    HTTP::collect [HTTP::header Content-Length]
  }
}

when HTTP_REQUEST_DATA {
  set namevals [split [HTTP::payload] "&"]
  for {set i 0} {$i < [llength $namevals]} {incr i} {
    set params [split [lindex $namevals $i] "="]
   log local0. "    [lindex $params 0] : [lindex $params 1]"
  }
}



You now have all the tools to extract and inspect the HTTP Headers, HTTP query string (for GET Requests) and HTTP post data (for POST requests).  If you wanted to put it all together in one iRule, it might look something like this:

when HTTP_REQUEST {

  # Inspect Headers
  log local0. "============================"
  log local0. "<<< HTTP Headers >>>"
  set names [HTTP::header names]
  foreach name $names {
    set val [HTTP::header value $name]
    log local0. "    $name: $val"
  }

  # Inspect URI
  log local0. "<<< URI >>>"
  log local0. "    HTTP::uri: [HTTP::uri]"
  log local0. "    HTTP::path: [HTTP::path]"
  set depth [URI::path [HTTP::uri] depth]
  for {set i 1} {$i <= $depth} {incr i} {
    set dir [URI::path [HTTP::uri] $i $i]
    log local0. "    dir\[$i\]: $dir"
  }
  log local0. "    Basename: [URI::basename [HTTP::uri]]"

  switch [HTTP::method] {
    "GET" {
      # Inspect Query String
      log local0. "<<< Query Information >>>"
      log local0. "    HTTP::query: [HTTP::query]"
      set namevals [split [HTTP::query] "&"]
      for {set i 0} {$i < [llength $namevals]} {incr i} {
        set params [split [lindex $namevals $i] "="]
        log local0. "    [lindex $params 0] : [lindex $params 1]"
      }
    }
    "POST" {
      if { [HTTP::header Content-Type] eq "application/x-www-form-urlencoded" } {
        log local0. "<<< Post Data Information >>>"
        HTTP::collect [HTTP::header Content-Length]
      }
    }
  }
}

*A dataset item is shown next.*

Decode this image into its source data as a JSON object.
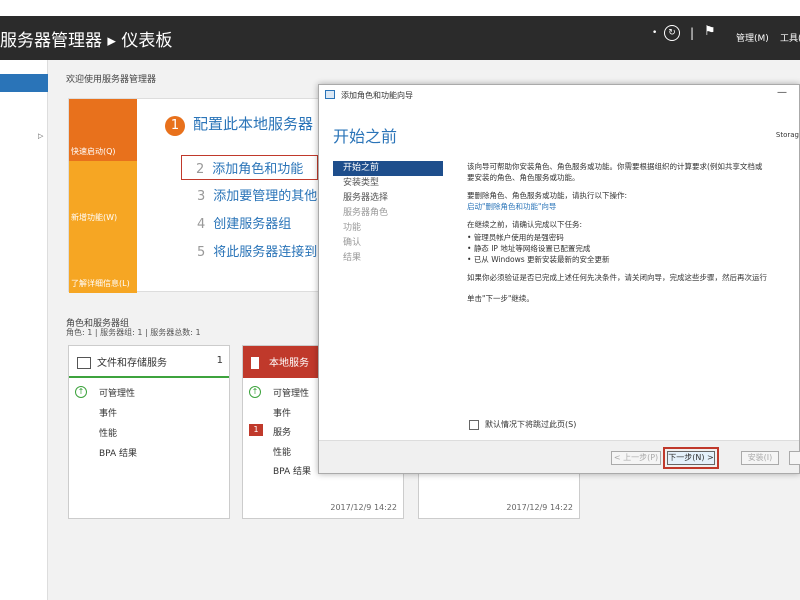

when HTTP_REQUEST_DATA {
  log local0. "    POST Data: [HTTP::payload]"
  set namevals [split [HTTP::payload] "&"]
  for {set i 0} {$i < [llength $namevals]} {incr i} {
    set params [split [lindex $namevals $i] "="]
    log local0. "    [lindex $params 0] : [lindex $params 1]"
  }
}

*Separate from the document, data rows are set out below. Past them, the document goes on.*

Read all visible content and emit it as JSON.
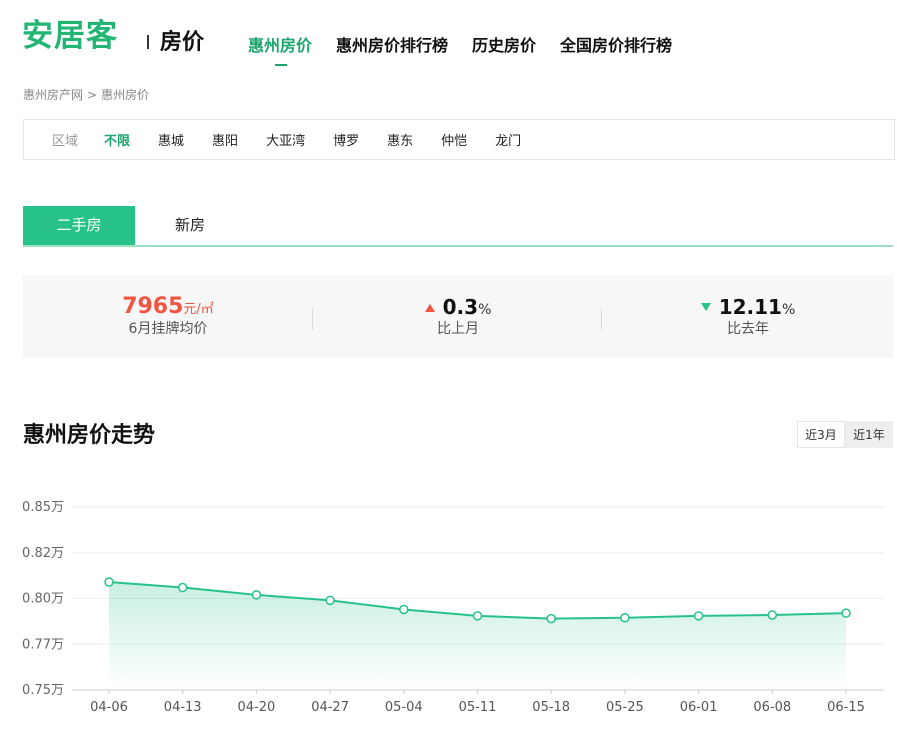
{
  "header": {
    "logo": "安居客",
    "section_title": "房价",
    "nav": [
      "惠州房价",
      "惠州房价排行榜",
      "历史房价",
      "全国房价排行榜"
    ]
  },
  "breadcrumb": [
    "惠州房产网",
    ">",
    "惠州房价"
  ],
  "filter": {
    "label": "区域",
    "items": [
      "不限",
      "惠城",
      "惠阳",
      "大亚湾",
      "博罗",
      "惠东",
      "仲恺",
      "龙门"
    ]
  },
  "tabs": [
    "二手房",
    "新房"
  ],
  "stats": {
    "price": "7965",
    "price_unit": "元/㎡",
    "price_label": "6月挂牌均价",
    "mom_value": "0.3",
    "mom_pct": "%",
    "mom_label": "比上月",
    "yoy_value": "12.11",
    "yoy_pct": "%",
    "yoy_label": "比去年"
  },
  "chart_title": "惠州房价走势",
  "range_buttons": [
    "近3月",
    "近1年"
  ],
  "colors": {
    "accent": "#27c28a",
    "price_red": "#f05540"
  },
  "chart_data": {
    "type": "area",
    "x": [
      "04-06",
      "04-13",
      "04-20",
      "04-27",
      "05-04",
      "05-11",
      "05-18",
      "05-25",
      "06-01",
      "06-08",
      "06-15"
    ],
    "series": [
      {
        "values": [
          0.809,
          0.806,
          0.802,
          0.799,
          0.794,
          0.7905,
          0.789,
          0.7895,
          0.7905,
          0.791,
          0.792
        ]
      }
    ],
    "yticks": [
      "0.85万",
      "0.82万",
      "0.80万",
      "0.77万",
      "0.75万"
    ],
    "ylim": [
      0.75,
      0.85
    ],
    "grid": true
  }
}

Well, now you have all the tools you need to interrogate HTTP form requests.  Inspect away...